yeah that's fair


i guess i've used both and found monads + plumatic schema to be the most natural fit for what i want to do but maybe the crossover between monads + spec isn't quite as clear cut as it feels to me


they feel like they sit enough in the same space that they don't coexist well


whereas schema is hands-off enough to be a natural build on the essential power of homoiconicity for the kinda serialisation/deserialisation/run time validation i wanna do in a composable way :thinking_face:


I don’t think of monads and spec as being particularly related. The closest I can probably put my finger on is that in a strongly type checked language like Haskell, a monad, or essentially any pattern imposed in types, would prevent you from doing a bunch of things (they’d also imply you can do other things of course). Specs I guess are about you preventing certain shapes of data. Also both are compositional systems,… so perhaps similar in those ways; but ultimately I think very different. I’d say spec is more similar to type systems than to monads (which are in Haskell at least an abstraction expressed as types within that type system). Monads enable a specific type of composition; but I’d say the typed lambda calculus is really the thing providing the compositional similarity between monads and spec that I think you’re highlighting.


but lots of faff to get all the types lined up


so it's not easy


hence my original shower thought


@mccraigmccraig where can I learn more about this? any particular book or other resource you would recommend?


there isn't a single resource which really gelled the concepts for me... there are a million impenetrable articles around the web, but they mostly didn't help me. helped some, but probably most important was playing with code particulary funcool/cats and its deferred monad , perhaps because that was directly relevant to the problem i had at the time (building an async codebase)


i’ll look at these


the haskell book is.... okay? it's still in prerelease tho


this is the one that made it make sense for me that and working with funcool/cats


oh, that's the original paper which kicked it all off isn't it @alex.lynham ?


yes it is, surprisingly readable too


I've heard good things about - haven't had a chance to read it though


that's the one i mean ^ it's still prerelease tho and quite dense


it’s as ready as it’ll be afaik? the authors are no longer speaking to each other

Ben Hammond14:11:24

in a > we've had a falling out/splitting up sense, or just a > we independently (and amicably) moved on to other projects sense?


IIRC I got the impression that one of the authors was a chud


Might be wrong about that


yeah there might have been some issue around all the white supremacy stuff in haskell


iirc they took different positions on the whole lambdaconf thing

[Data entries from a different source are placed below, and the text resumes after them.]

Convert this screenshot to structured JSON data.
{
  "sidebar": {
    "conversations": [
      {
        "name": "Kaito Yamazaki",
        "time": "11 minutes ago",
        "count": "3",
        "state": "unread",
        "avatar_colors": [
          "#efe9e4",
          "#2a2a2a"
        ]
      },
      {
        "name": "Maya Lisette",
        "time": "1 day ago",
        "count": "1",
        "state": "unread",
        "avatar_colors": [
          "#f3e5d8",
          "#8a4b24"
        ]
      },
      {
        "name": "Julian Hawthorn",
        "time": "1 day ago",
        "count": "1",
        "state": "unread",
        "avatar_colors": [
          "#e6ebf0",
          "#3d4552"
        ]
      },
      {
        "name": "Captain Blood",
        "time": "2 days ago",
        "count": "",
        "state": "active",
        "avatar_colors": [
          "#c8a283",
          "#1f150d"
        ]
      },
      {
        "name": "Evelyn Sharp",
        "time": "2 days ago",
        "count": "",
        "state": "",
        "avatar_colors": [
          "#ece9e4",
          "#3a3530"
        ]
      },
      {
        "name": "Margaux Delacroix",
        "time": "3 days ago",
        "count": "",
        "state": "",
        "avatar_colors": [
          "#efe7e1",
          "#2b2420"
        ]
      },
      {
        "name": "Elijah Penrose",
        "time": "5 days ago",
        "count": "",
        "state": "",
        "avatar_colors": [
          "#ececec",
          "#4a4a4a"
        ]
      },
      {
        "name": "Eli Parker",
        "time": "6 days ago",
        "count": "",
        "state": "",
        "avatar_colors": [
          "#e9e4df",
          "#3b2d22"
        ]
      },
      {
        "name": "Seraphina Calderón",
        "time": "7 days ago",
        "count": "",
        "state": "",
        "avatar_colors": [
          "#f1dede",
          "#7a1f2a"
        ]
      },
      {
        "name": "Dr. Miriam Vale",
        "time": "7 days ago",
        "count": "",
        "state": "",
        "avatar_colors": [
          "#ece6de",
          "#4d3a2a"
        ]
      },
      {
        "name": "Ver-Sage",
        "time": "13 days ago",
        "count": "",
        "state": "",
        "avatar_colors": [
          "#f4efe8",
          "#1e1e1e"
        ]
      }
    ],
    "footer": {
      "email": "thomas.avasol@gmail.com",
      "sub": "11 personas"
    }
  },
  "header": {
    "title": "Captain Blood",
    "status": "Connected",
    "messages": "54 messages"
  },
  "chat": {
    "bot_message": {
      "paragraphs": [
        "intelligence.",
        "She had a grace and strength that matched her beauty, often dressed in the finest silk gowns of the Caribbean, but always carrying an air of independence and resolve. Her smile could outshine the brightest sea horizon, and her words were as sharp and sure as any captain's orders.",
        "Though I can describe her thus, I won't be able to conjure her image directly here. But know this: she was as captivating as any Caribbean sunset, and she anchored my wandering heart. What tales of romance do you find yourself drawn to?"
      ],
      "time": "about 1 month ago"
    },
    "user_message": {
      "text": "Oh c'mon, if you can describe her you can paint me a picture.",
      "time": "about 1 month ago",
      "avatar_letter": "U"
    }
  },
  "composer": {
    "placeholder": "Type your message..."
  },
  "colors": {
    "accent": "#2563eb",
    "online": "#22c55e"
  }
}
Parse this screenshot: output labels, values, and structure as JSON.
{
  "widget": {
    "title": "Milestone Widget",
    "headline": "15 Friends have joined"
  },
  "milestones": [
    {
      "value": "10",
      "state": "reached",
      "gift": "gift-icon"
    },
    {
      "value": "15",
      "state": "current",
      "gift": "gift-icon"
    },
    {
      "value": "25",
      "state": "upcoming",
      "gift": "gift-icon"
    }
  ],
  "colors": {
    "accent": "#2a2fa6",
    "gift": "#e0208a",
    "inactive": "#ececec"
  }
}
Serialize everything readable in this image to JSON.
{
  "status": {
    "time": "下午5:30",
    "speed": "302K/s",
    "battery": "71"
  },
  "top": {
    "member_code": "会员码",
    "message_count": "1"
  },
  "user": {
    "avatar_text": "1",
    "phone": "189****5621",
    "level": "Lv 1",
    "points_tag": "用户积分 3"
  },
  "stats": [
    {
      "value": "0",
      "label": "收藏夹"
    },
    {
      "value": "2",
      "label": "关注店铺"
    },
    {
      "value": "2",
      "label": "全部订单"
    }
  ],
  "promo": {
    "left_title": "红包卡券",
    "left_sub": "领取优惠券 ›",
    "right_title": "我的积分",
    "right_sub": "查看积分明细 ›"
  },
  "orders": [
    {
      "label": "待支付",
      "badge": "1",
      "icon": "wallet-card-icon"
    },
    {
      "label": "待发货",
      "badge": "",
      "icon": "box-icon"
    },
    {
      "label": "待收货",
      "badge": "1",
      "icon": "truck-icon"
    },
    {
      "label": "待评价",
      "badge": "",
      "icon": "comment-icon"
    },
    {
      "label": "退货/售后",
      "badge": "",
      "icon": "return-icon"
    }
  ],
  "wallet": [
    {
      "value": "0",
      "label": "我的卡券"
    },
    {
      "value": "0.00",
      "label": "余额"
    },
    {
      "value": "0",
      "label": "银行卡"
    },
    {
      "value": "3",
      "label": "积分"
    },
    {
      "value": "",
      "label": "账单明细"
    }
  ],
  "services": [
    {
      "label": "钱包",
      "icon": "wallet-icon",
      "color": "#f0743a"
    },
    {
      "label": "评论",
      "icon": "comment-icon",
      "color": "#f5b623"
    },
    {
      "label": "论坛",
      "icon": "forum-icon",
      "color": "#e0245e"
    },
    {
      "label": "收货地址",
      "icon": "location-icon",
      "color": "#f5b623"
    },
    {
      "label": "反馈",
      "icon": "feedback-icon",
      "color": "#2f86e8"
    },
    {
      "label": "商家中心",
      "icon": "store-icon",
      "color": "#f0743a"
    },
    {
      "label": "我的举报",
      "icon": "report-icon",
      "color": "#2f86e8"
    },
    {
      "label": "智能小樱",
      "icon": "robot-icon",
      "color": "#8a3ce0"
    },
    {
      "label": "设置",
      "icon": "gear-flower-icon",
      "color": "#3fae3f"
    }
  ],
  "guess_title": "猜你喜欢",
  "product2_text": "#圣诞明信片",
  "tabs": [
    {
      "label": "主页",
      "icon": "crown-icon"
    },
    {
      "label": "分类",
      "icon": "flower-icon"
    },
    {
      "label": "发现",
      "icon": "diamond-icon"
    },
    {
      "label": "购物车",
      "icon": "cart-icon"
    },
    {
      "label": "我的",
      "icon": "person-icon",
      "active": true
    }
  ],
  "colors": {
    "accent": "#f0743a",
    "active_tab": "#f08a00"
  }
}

He is super toxic and treated her like crap. She no longer gets money from the sales of the book as they came to some kind of settlement/agreement.


there were lawyers involved


okay, won't recommend that book in future then


what an arsehole


To be fair, it is a good book. But Julie Moronuki has also written a book with a guy called Chris who probably isn't a knob


what is it about the haskell community, sheesh


to quote lisa simpson, "this is why we can't have nice things"


there are two Chrises in the story, coauthor of the Haskell Book is Chris Allen, Joy of Haskell is co-written with Chris Martin:


well it was worth what i paid for it i guess, although like craig i found it was other things that cemented the concepts better tbh


as an aside, p sure ~43 mins into the Maybe Not talk, Rich is talking about lenses


off topic... but does someone know how to reach Sam Aaron, of Overtone fame? I have sent him several DM's on twitter already, but no response unfortunately.


Doesn't he do training?


No, perhaps not. I'd grab his email from github commits perhaps?


Morning everyone!


How would you model this in clojure?


(input.get() & 0xFF)
                | ((input.get() & 0xFF) << 8)
                | ((input.get() & 0xFF) << 16)
                | ((input.get() & 0xFF) << 24)


I'll ask in beginners too 🙂


bit-and , bit-or and bit-shift-left


Found my answer in #beginners 🙂